It is baffling that M. obovatus has until recently received almost zero attention from horticulturists, as its bright colour is an excellent asset within gardens. This is possibly related to the way in which we often evaluate garden plants; that is, by looking for extraordinary characteristics, rather than assessing the overall form and character of a plant (and its relation to the nature of our landscapes).
I was switched on to the potential of this species by a little piece of visionary planting in a confined raised bed, outside the former site of the National Bank on Dominion Rd. Clipped shrubs of M. obovatus thrived in this difficult, windswept location, and their bright green colour and compact form stood out as particularly desirable characters. They were an example of the kind of aberrant pieces of planting that can teach us much about using native plants if we observe them. Sadly, they have since been removed, as part of replanting work.
Botanically, Melicytus obovatus has been a slightly confusing entity, as it comprises several distinct forms, that have been recognised as separate within Eagle’s Trees and Shrubs of New Zealand (2006)2. These have been partially looked at within recent taxonomic work (as noted at the start of this profile). According to the aggregation of forms described within Eagle’s, the true type of the species, M. obovatus, is native to limestone areas of Nelson, whilst an allied form entitled M. aff. obovatus (i) is the plant that occurs on the mainland coastline and islands of Cook Strait – a species that has now been described as Melicytus orarius.
There are also unusual variants from isolated limestone areas of Northwest Nelson (notably Mt Burnett – pictured above, left), and a particularly good form (from the recently-described M. orarius) that occurs in the vicinity of Titahi Bay (which is the form that we specify most frequently within gardens). The Titahi Bay plant is an outstanding low-growing shrub, with an even more compact growth habit than its close relatives, and glossy, comparatively dark leaves (this form is pictured at the top of this species’ profile). In contrast, the Mt Burnett form assumes an attractive, arching branching pattern, and has narrower leaves than other plants of the M. obovatus complex. This arching habit forms an excellent frame through which compact climbers (such as the form of native Clematis commonly known as C. hookeriana) may wind their stems.
The Cook Strait form (which is part of M. orarius) that has hitherto been the most commonly-grown form attains a height in excess of 1.5m tall, if left untrimmed.
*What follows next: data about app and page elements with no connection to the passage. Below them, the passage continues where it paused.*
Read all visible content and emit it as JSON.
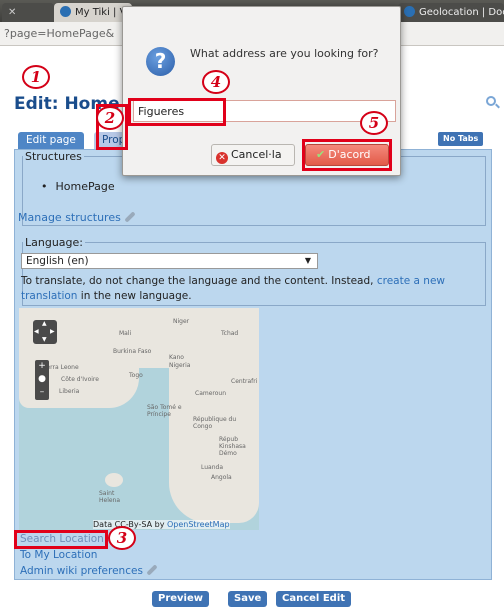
{
  "browser": {
    "tabs": [
      {
        "label": "My Tiki | Vi"
      },
      {
        "label": "Geolocation | Docu"
      }
    ],
    "url": "?page=HomePage&"
  },
  "page": {
    "title": "Edit: Home",
    "tabs": {
      "edit": "Edit page",
      "properties": "Properties"
    },
    "no_tabs": "No Tabs",
    "structures": {
      "legend": "Structures",
      "items": [
        "HomePage"
      ],
      "manage": "Manage structures"
    },
    "language": {
      "legend": "Language:",
      "selected": "English (en)",
      "note_before": "To translate, do not change the language and the content. Instead, ",
      "note_link1": "create a new",
      "note_link2": "translation",
      "note_after": " in the new language."
    },
    "map": {
      "attribution_prefix": "Data CC-By-SA by ",
      "attribution_link": "OpenStreetMap",
      "labels": [
        "Mali",
        "Niger",
        "Tchad",
        "Burkina Faso",
        "Kano",
        "Nigeria",
        "Sierra Leone",
        "Côte d'Ivoire",
        "Togo",
        "Liberia",
        "Cameroun",
        "Centrafri",
        "São Tomé e Príncipe",
        "République du Congo",
        "Répub Kinshasa Démo",
        "Luanda",
        "Angola",
        "Saint Helena"
      ]
    },
    "links": {
      "search_location": "Search Location",
      "to_my_location": "To My Location",
      "admin_prefs": "Admin wiki preferences"
    },
    "buttons": {
      "preview": "Preview",
      "save": "Save",
      "cancel_edit": "Cancel Edit"
    }
  },
  "dialog": {
    "question": "What address are you looking for?",
    "input_value": "Figueres",
    "cancel_label": "Cancel·la",
    "ok_label": "D'acord"
  },
  "annotations": [
    "1",
    "2",
    "3",
    "4",
    "5"
  ],
  "colors": {
    "highlight": "#e1001a",
    "link": "#2d6fb8",
    "title": "#1a4d8c"
  }
}
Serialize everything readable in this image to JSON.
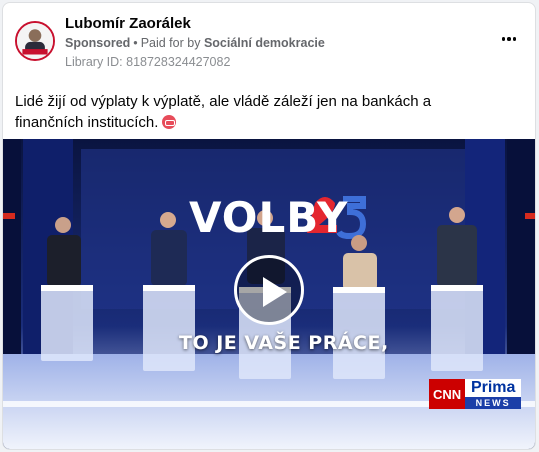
{
  "post": {
    "author": "Lubomír Zaorálek",
    "sponsored_label": "Sponsored",
    "separator": "•",
    "paid_for_prefix": "Paid for by",
    "paid_for_name": "Sociální demokracie",
    "library_id": "Library ID: 818728324427082",
    "text": "Lidé žijí od výplaty k výplatě, ale vládě záleží jen na bankách a finančních institucích.",
    "emoji_icon": "no-entry-emoji-icon",
    "more_icon": "more-options-icon"
  },
  "video": {
    "studio_title": "VOLBY 25",
    "studio_title_main": "VOLBY",
    "subtitle": "TO JE VAŠE PRÁCE,",
    "logo_cnn": "CNN",
    "logo_prima": "Prima",
    "logo_news": "NEWS",
    "play_icon": "play-icon"
  },
  "colors": {
    "author_text": "#050505",
    "meta_text": "#65676b",
    "studio_background": "#0d1c52",
    "accent_red": "#cc0000",
    "prima_blue": "#1b3ea8"
  }
}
However, as it takes so well to regular pruning, it can be maintained as low as half a meter. We normally specify M. obovatus to be pruned in a pseudo-formal fashion, which evokes the naturally compact shape that exposed coastal conditions impose upon such shrubs in nature. It is important to note that one should prune the tips of leading branches early in the life of the shrub, to encourage the development of a dense habit later as the plant matures. This is, of course, a rule that should be applied to many other shrubs in the garden.
Unsurprisingly for a plant that inhabits cliffs and rocky ground, Melicytus obovatus should not be planted in overly damp ground, and care should also be taken that soil or mulch is not built up over the base of the plant (although the latter is true for most shrubs). It is tolerant of a range of light conditions, assuming a more sprawling growth habit within shade. Assuming that it is provided with reasonably well-drained conditions, this species is largely untroubled by pests and diseases; yet another characteristic that places it as a superior native alternative to the usual suspects trundled out for structural planting within the garden.